You are trying to evade your initial statement:
Originally Posted by swamp2
direct injection will largely mitigate turbo lag, when the two are carefully integrated and matched by BMW M.
There is not mention of VGT in that statement which ends at period. I will therefore repeat my answer to you: this is a misconception direct injection can not "largely" counter turbo lag. If you do not stand by what you initialy write or recognize your misconception I will just have to quote my first answer to you again.
As I said in my post only Variable turbine geometry can "largely" eliminate turbo lag in a gasoline engine. Again, please don't take my words to make them yours: you do Not mention VGT or VVT in your first post, only DCT. I have to hold you down to your words. If you persist I will quote.
BTW fast downshifting with DCT only avoids loosing boost pressure by keeping revs high which is not really a solution to the turbo lag problem at all rpms.
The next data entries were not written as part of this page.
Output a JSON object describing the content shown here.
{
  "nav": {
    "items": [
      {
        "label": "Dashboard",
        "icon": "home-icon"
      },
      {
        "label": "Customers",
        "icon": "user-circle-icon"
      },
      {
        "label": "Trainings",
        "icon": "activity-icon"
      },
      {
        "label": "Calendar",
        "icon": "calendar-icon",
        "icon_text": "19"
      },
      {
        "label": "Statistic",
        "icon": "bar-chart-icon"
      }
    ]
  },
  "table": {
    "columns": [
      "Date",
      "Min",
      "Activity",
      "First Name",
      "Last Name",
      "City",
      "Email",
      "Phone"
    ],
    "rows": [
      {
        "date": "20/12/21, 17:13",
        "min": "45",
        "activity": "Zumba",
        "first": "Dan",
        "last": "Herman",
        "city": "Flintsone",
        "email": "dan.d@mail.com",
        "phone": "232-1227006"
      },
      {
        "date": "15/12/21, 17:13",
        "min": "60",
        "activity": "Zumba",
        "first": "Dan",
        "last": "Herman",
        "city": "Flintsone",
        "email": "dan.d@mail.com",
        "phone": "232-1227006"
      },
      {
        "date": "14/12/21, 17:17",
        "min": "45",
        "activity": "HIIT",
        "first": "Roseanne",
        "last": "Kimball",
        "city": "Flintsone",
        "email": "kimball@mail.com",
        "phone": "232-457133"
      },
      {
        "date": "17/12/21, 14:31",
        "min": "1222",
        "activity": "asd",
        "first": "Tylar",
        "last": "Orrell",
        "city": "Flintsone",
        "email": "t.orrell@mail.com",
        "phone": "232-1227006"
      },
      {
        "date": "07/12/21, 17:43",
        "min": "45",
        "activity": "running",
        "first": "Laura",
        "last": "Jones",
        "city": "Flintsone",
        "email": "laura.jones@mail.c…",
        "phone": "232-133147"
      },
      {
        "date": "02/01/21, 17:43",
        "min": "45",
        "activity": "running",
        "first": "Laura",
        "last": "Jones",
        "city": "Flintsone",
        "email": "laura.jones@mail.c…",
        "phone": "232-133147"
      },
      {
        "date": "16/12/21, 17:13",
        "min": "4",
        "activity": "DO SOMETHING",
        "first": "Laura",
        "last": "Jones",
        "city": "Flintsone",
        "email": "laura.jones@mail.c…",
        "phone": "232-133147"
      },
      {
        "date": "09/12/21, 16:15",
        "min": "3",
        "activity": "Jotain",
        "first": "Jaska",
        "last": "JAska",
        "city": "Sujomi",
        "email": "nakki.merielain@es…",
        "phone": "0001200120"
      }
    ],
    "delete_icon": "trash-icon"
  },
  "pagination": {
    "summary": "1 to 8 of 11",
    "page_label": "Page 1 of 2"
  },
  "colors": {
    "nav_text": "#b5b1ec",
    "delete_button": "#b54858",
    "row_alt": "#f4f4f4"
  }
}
Thanks for giving your source on the claim of 2-3x the rpm for the turbo with DI engine. Prof Arcoumanis is certainly an authoritative figure in the field of internal combustion engines. Since I do not have his book I would ask that you elaborate on this. I suspect that this kind of result is based on a less aggressive version of late ignition or ALS anti lag system which in its original version applied to rally race cars was a blatant violation of any emission standards. The ignition being severely delayed, the exhaust valve is starting to open before the end of the power stroke. Luckily the turbo sits right there and the end of the explosion keeps it turning. The effect is vastly lower response times even at engine idle speeds. The only way this could happen in a commercial car is to reduce the nitrogen oxide (NOx) emissions by using exhaust gas recirculation (EGR). Replacing part of the intake air by inert exhaust gases which have lower oxygen density. Where the DI becomes handy is by it being able to inject fuel in the latter stages of the compression combined with ALS. But this would be a pretty big one to pull off more of a university professor theorical research paper than actual practical engineering work. Therefore I stand by what I said the next M might be either twincharged DI diesel engine or variable Turbine geometry (VTG/VVT) turbo gasoline engine. We will just have to wait and see.